While resting up surrounded by the fading red felt of Il Floridita, a well known bar in La Habana Vieja quarter frequented by Ernest Hemingway, late in the afternoon on the second day I was in the city that I thought “Yes, this is a very good place.” I was chatting to four Norwegian guys, lined in similar easy chairs along the bar, and they were thinking pretty much the same. So, we continued contentedly to
slurp our Cuba Libres, and ordered a couple more.
HAVING A BALL
Having struck up a conversation, we then decided that, over the next few days, we would show any locals who cared that we could play football. A matter that we somewhat succeeded in doing on municipal basketball courts, hot and hard, in the shadow of the colonial walls, cooler, and on the beach, extremely hot and hard as you feel like you are playing through treacle. For the record, we won the first two games but lost the last one as you need the bull-strength of a Maradona or the athletic skills of Pelé to play well on sand.

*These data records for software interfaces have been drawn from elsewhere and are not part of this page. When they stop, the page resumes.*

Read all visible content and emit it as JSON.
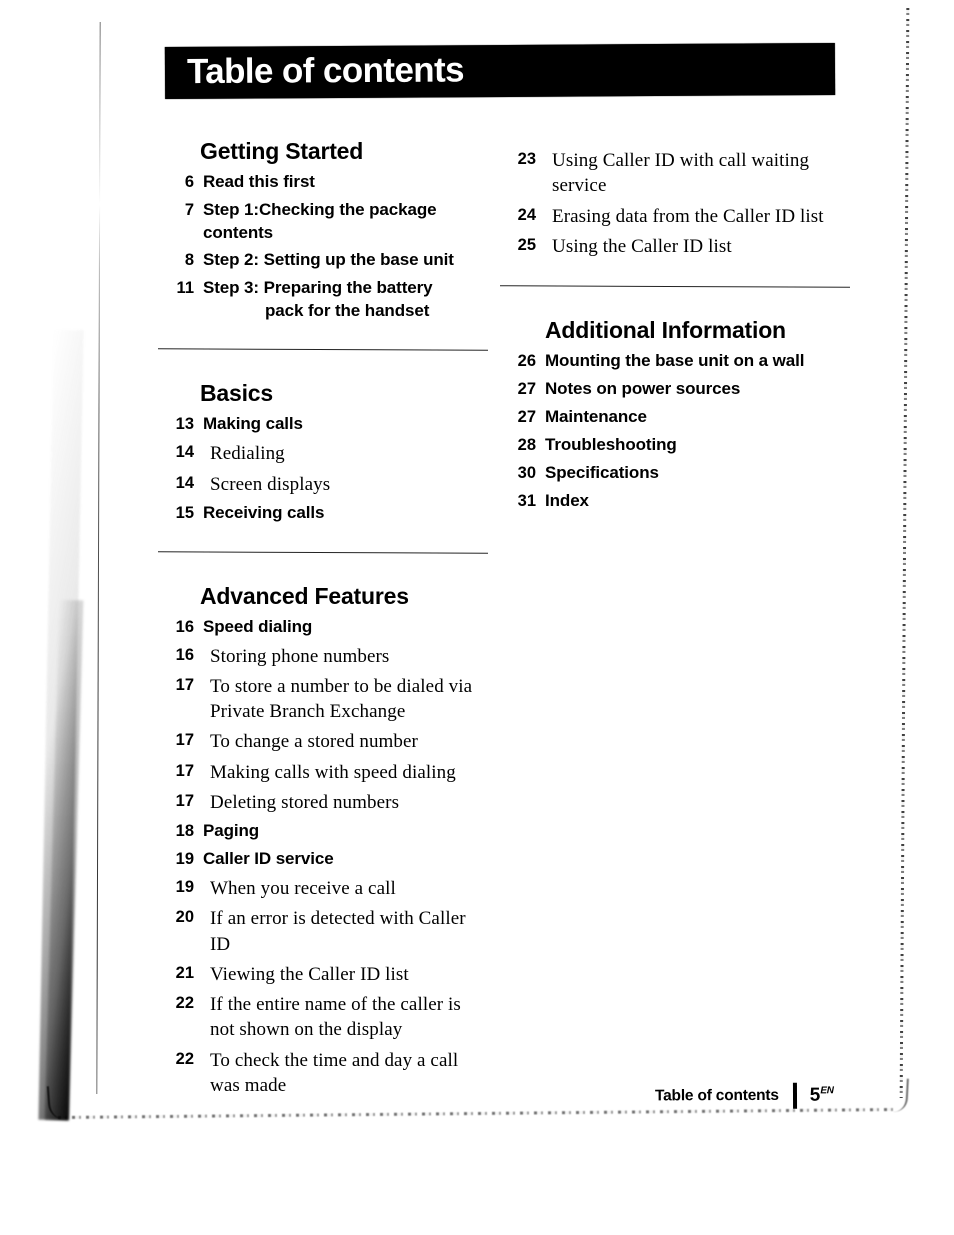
{
  "header": {
    "title": "Table of contents"
  },
  "footer": {
    "label": "Table of contents",
    "page_number": "5",
    "page_suffix": "EN"
  },
  "columns": {
    "left": [
      {
        "type": "section",
        "title": "Getting Started",
        "entries": [
          {
            "level": "main",
            "page": "6",
            "text": "Read this first"
          },
          {
            "level": "main",
            "page": "7",
            "text": "Step 1:Checking the package contents"
          },
          {
            "level": "main",
            "page": "8",
            "text": "Step 2: Setting up the base unit"
          },
          {
            "level": "main",
            "page": "11",
            "text": "Step 3: Preparing the battery",
            "hanging_line": "pack for the handset"
          }
        ]
      },
      {
        "type": "section",
        "title": "Basics",
        "entries": [
          {
            "level": "main",
            "page": "13",
            "text": "Making calls"
          },
          {
            "level": "sub",
            "page": "14",
            "text": "Redialing"
          },
          {
            "level": "sub",
            "page": "14",
            "text": "Screen displays"
          },
          {
            "level": "main",
            "page": "15",
            "text": "Receiving calls"
          }
        ]
      },
      {
        "type": "section",
        "title": "Advanced Features",
        "entries": [
          {
            "level": "main",
            "page": "16",
            "text": "Speed dialing"
          },
          {
            "level": "sub",
            "page": "16",
            "text": "Storing phone numbers"
          },
          {
            "level": "sub",
            "page": "17",
            "text": "To store a number to be dialed via Private Branch Exchange"
          },
          {
            "level": "sub",
            "page": "17",
            "text": "To change a stored number"
          },
          {
            "level": "sub",
            "page": "17",
            "text": "Making calls with speed dialing"
          },
          {
            "level": "sub",
            "page": "17",
            "text": "Deleting stored numbers"
          },
          {
            "level": "main",
            "page": "18",
            "text": "Paging"
          },
          {
            "level": "main",
            "page": "19",
            "text": "Caller ID service"
          },
          {
            "level": "sub",
            "page": "19",
            "text": "When you receive a call"
          },
          {
            "level": "sub",
            "page": "20",
            "text": "If an error is detected with Caller ID"
          },
          {
            "level": "sub",
            "page": "21",
            "text": "Viewing the Caller ID list"
          },
          {
            "level": "sub",
            "page": "22",
            "text": "If the entire name of the caller is not shown on the display"
          },
          {
            "level": "sub",
            "page": "22",
            "text": "To check the time and day a call was made"
          }
        ]
      }
    ],
    "right": [
      {
        "type": "continuation",
        "title": "",
        "entries": [
          {
            "level": "sub",
            "page": "23",
            "text": "Using Caller ID with call waiting service"
          },
          {
            "level": "sub",
            "page": "24",
            "text": "Erasing data from the Caller ID list"
          },
          {
            "level": "sub",
            "page": "25",
            "text": "Using the Caller ID list"
          }
        ]
      },
      {
        "type": "section",
        "title": "Additional Information",
        "entries": [
          {
            "level": "main",
            "page": "26",
            "text": "Mounting the base unit on a wall"
          },
          {
            "level": "main",
            "page": "27",
            "text": "Notes on power sources"
          },
          {
            "level": "main",
            "page": "27",
            "text": "Maintenance"
          },
          {
            "level": "main",
            "page": "28",
            "text": "Troubleshooting"
          },
          {
            "level": "main",
            "page": "30",
            "text": "Specifications"
          },
          {
            "level": "main",
            "page": "31",
            "text": "Index"
          }
        ]
      }
    ]
  }
}
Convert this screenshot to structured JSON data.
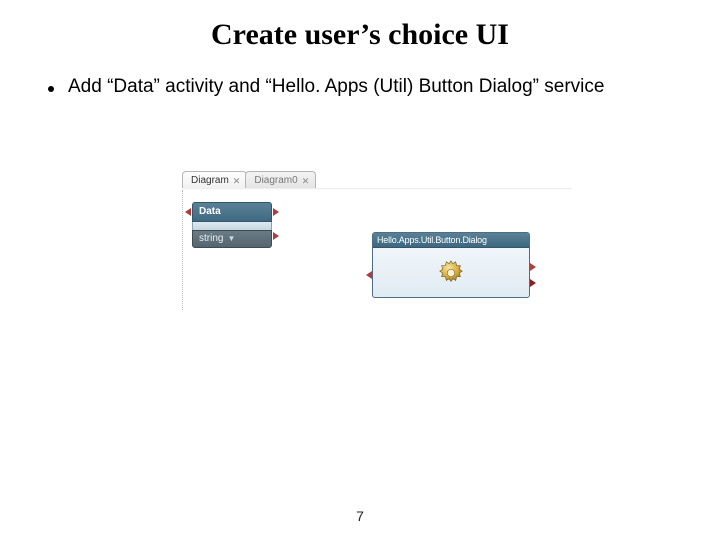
{
  "title": "Create user’s choice UI",
  "bullet": "Add “Data” activity and “Hello. Apps (Util) Button Dialog” service",
  "tabs": {
    "active": {
      "label": "Diagram"
    },
    "inactive": {
      "label": "Diagram0"
    }
  },
  "data_node": {
    "title": "Data",
    "type_label": "string"
  },
  "service_node": {
    "title": "Hello.Apps.Util.Button.Dialog",
    "icon": "gear-icon"
  },
  "page_number": "7"
}
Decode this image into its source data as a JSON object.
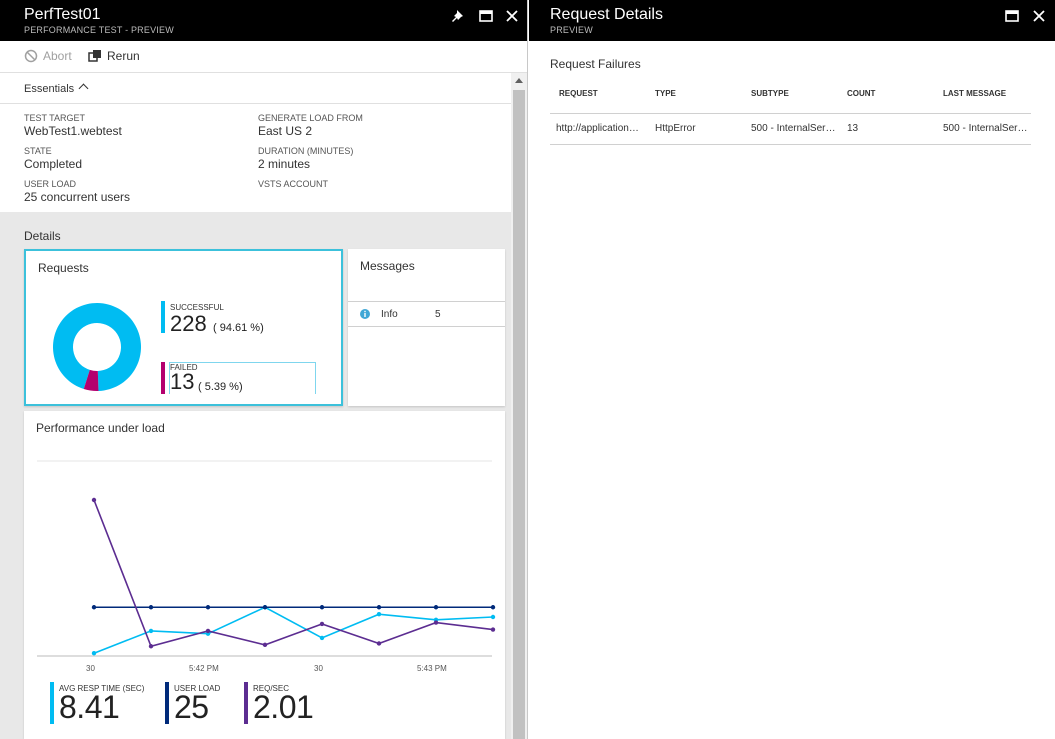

If you are less athletically inclined, other daytime activities one can enjoy involve strolls down the sea road, the Malecon, which runs for the entire length of the city, into the older quarters of Vieja and the neighbouring Vedado. A visit to the prince’s castle and the revolutionary museums and Capitolo Nacional, a replica of Washington DC’s capitol building are well worth the effort. Strolling around you will see a remarkable mix of architectural styles from neo-classical, colonial and baroque up to modernist hotels designed by Walter Gropius and Oscar Niemeyer.
CARS ARE THE STARS
If you are there in summer, you will be glad of the few cooling squares to rest in as the temperature will be the normal Caribbean standard of 30 degrees Celsius, but with around 80 degrees of humidity. Sweaty, but good if weight loss is part your holiday ambitions.
Another way to cool off is to hire one of the movable remnants left from the Batista dictatorship, an array of 1950s Chevies, Plymouths and Lincolns. These open-top specimens of a stylish era were mostly left by fleeing US expats and Cubans who didn’t fancy discussions about dialectics and didactism with Fidel Castro or one of hisfriends when he swept into town on 1st January, 1959. Their arrival was something of
a party stopper.
Whole streets in the centre of town are devoted to garage after garage where teams of mechanics improvise with what they have to rebuild pistons, radiators and other engines to keep on the road types of cars that elsewhere have ended either in a specialist museum, Jay Leno’s garage or more sadly in the crusher a couple of decades ago. These cars are now used to ferry around happy travellers and tourists to see the sites of the city or head down the coastal road to the nearby beaches.
SOUNDS OF THE CITY
But if you just want to walk the streets popping into the cafes at the Hotel Ingleterra, the Bacardi Building or other similarly splendid constructions, you will find a genuinely friendly city where live music is played in most bars most of the time. As much as how the locals deal with the US embargo with a make and mend policy it is their willingness to enjoy song and dance that shows that though still relatively poor they can deal with any adversity.
Music becomes the soundtrack to your stay in the city, as even when the locals have retreated indoors for their mid-afternoon siesta the streets are still filled with mordant tunes that accompany Latin America’s favourite TV soap operas.
The other soundtrack that you will hear constantly is hawkers selling cigars and many other things. Generally, they will leave you alone after a while as there is a high police presence, a reminder that the city might be beautiful and the weather glorious but it is the centre of a one party state and opposition is put down pretty efficiently, as were the recent demonstrations by the Ladies in White.
Despite this, Havana’s spirit and its inhabitants seem irrepressible. On my arrival at the national airport I found that the hotel I was meant to stay in was overbooked. It was late and it seemed that I may be crashing on a bench for the night, but my guide gave me a big conciliatory smile and said: “Don’t worry Señor, we’ll find a solution, after all this is Habana!”